Pros Feel Aligned with Board, Still Fear a Phish
After years of requesting a seat at the table, cybersecurity professionals are starting to feel that they see eye to eye with their stakeholders, according to a new report.
The AT&T cybersecurity report surveyed 733 security experts at the RSA 2019 conference and found that the vast majority of respondents feel mostly or somewhat in sync with their executive boards when it comes to cybersecurity.
However, the report noted, “When splitting the results out by company size, a slightly different picture emerges. While the bell curve remains consistent, we see that larger enterprises appear to have a far better alignment with their stakeholders than small or medium businesses (SMBs).”
In fact, while 26% of large enterprises said they were completely aligned with their stakeholders, only 18% of SMBs stated that they were completely on the same page.
“On the other side of the spectrum 10% of SMBs felt they were not at all in alignment with their stakeholders compared to just under 7% of large enterprises,” the report said.
The results were not entirely unexpected, given that large enterprises typically have a greater pool of resources to establish more robust security governance policies. In addition, SMBs usually have fewer stakeholders who aren’t able to devote time to governance because they are more focused on hitting targets, the report said.
When asked about the top threats that concerned them, nearly a third (29%) of respondents cited phishing as their greatest worry. “Phishing comes in different guises for different purposes. Sometimes phishing emails are used to deliver a malicious payload. Other times it’s to social engineer the recipient by gaining their trust or scaring them by posing as an authority to get them to make payments – as we often see in business email compromise (BEC) attacks,” the report said.

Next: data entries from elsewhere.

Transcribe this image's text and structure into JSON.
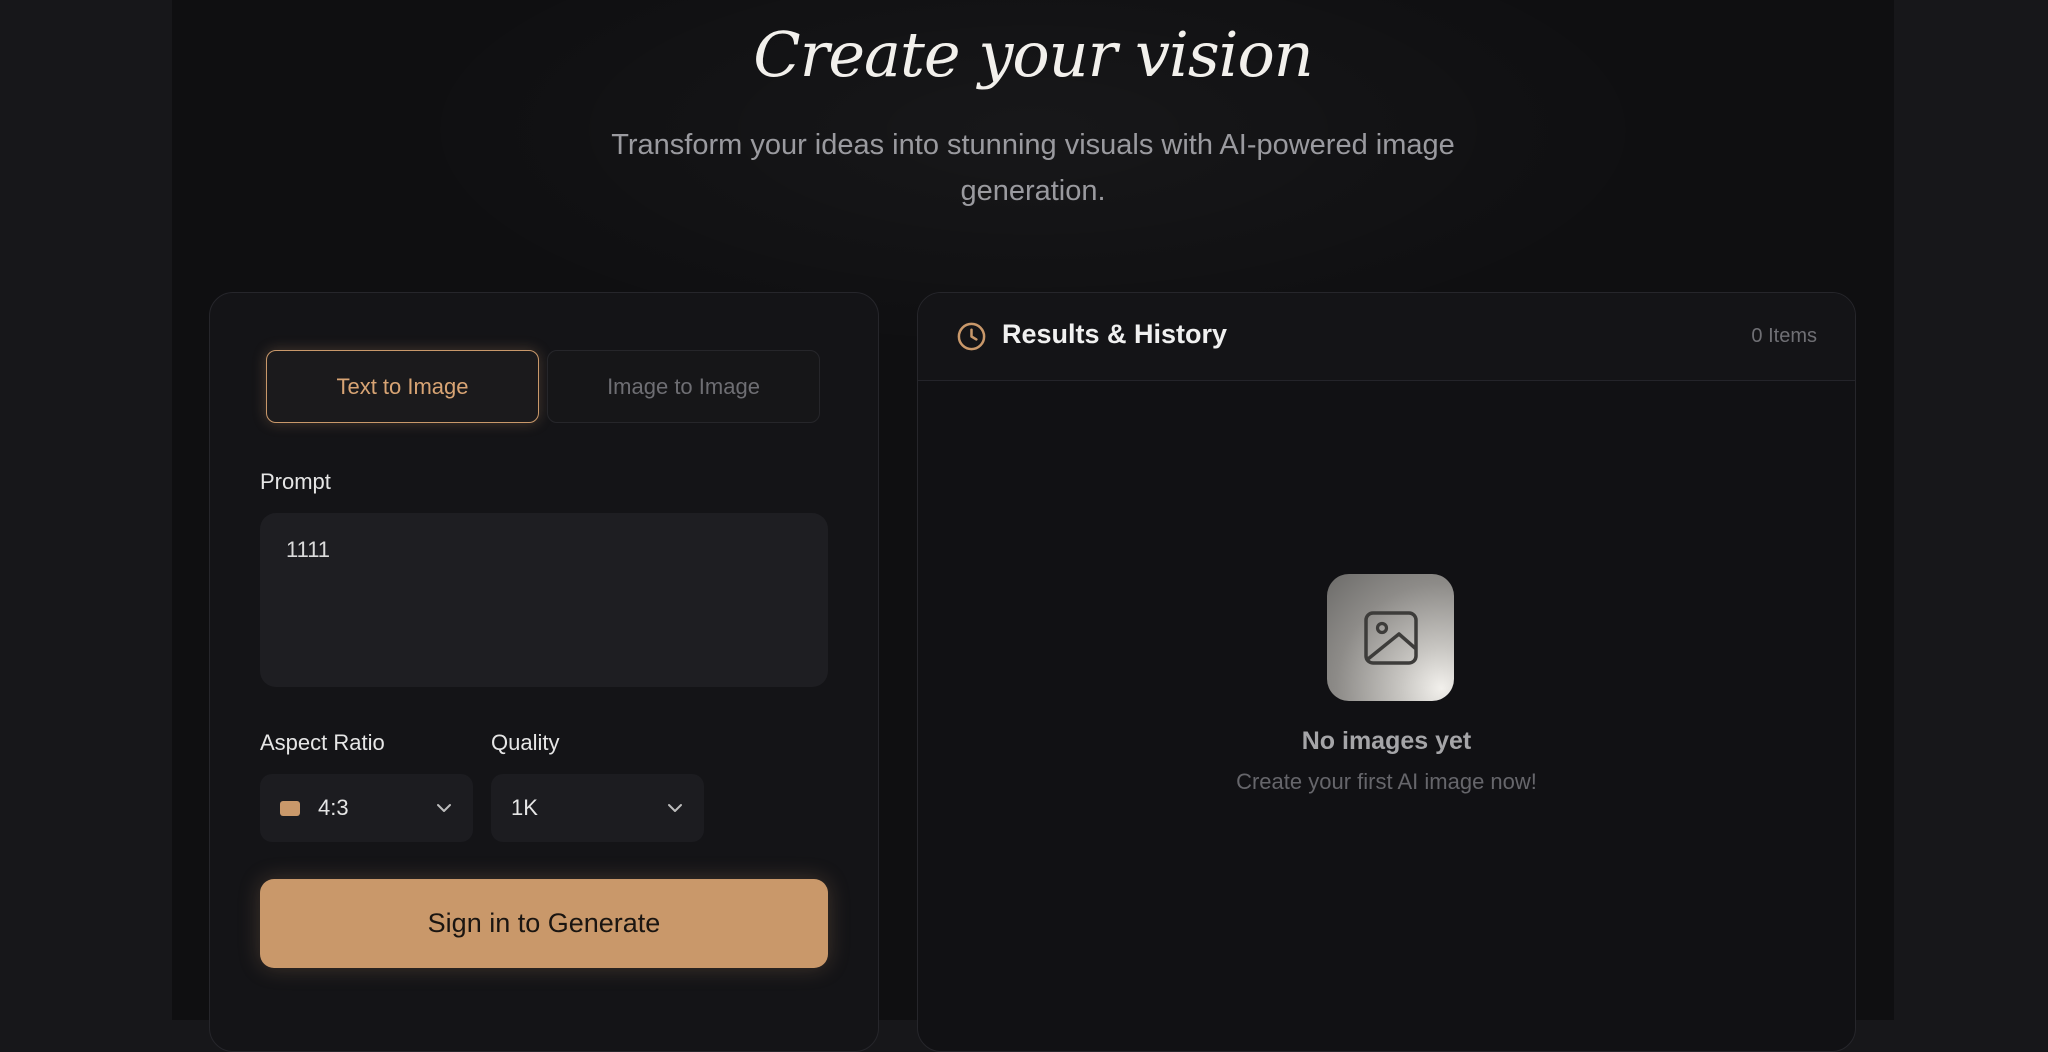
{
  "hero": {
    "title": "Create your vision",
    "subtitle": "Transform your ideas into stunning visuals with AI-powered image generation."
  },
  "generator": {
    "tabs": [
      {
        "label": "Text to Image",
        "active": true
      },
      {
        "label": "Image to Image",
        "active": false
      }
    ],
    "prompt_label": "Prompt",
    "prompt_value": "1111",
    "aspect_ratio_label": "Aspect Ratio",
    "aspect_ratio_value": "4:3",
    "quality_label": "Quality",
    "quality_value": "1K",
    "generate_label": "Sign in to Generate"
  },
  "results": {
    "title": "Results & History",
    "count": "0 Items",
    "empty_title": "No images yet",
    "empty_subtitle": "Create your first AI image now!"
  },
  "colors": {
    "accent": "#c9986a",
    "background": "#0f0f11",
    "panel": "#141417"
  },
  "icons": [
    "clock-icon",
    "chevron-down-icon",
    "image-placeholder-icon",
    "aspect-ratio-swatch"
  ]
}
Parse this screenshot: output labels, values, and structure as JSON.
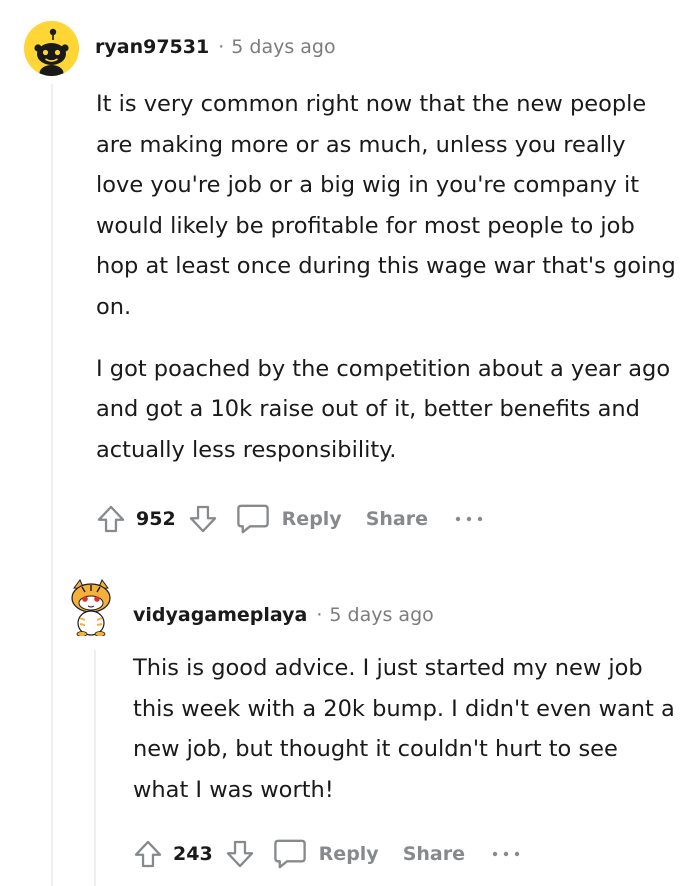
{
  "comments": [
    {
      "username": "ryan97531",
      "separator": "·",
      "time": "5 days ago",
      "paragraphs": [
        "It is very common right now that the new people are making more or as much, unless you really love you're job or a big wig in you're company it would likely be profitable for most people to job hop at least once during this wage war that's going on.",
        "I got poached by the competition about a year ago and got a 10k raise out of it, better benefits and actually less responsibility."
      ],
      "score": "952",
      "reply_label": "Reply",
      "share_label": "Share",
      "avatar_icon": "snoo-avatar-yellow"
    },
    {
      "username": "vidyagameplaya",
      "separator": "·",
      "time": "5 days ago",
      "paragraphs": [
        "This is good advice. I just started my new job this week with a 20k bump. I didn't even want a new job, but thought it couldn't hurt to see what I was worth!"
      ],
      "score": "243",
      "reply_label": "Reply",
      "share_label": "Share",
      "avatar_icon": "snoo-avatar-tiger"
    }
  ],
  "icons": {
    "upvote": "upvote-arrow-icon",
    "downvote": "downvote-arrow-icon",
    "reply": "speech-bubble-icon",
    "more": "more-options-dots-icon"
  },
  "colors": {
    "text": "#1a1a1b",
    "muted": "#7c7c7c",
    "action": "#878a8c",
    "thread_line": "#edeff1",
    "avatar_yellow": "#ffd635"
  }
}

“Ultimately, this likely boils down to the fact that for most cyber threats, a technology solution is usually available to ward off attacks, but with phishing, most systems rely heavily on the email recipient being able to detect and respond appropriately.”
Source: Information Security Magazine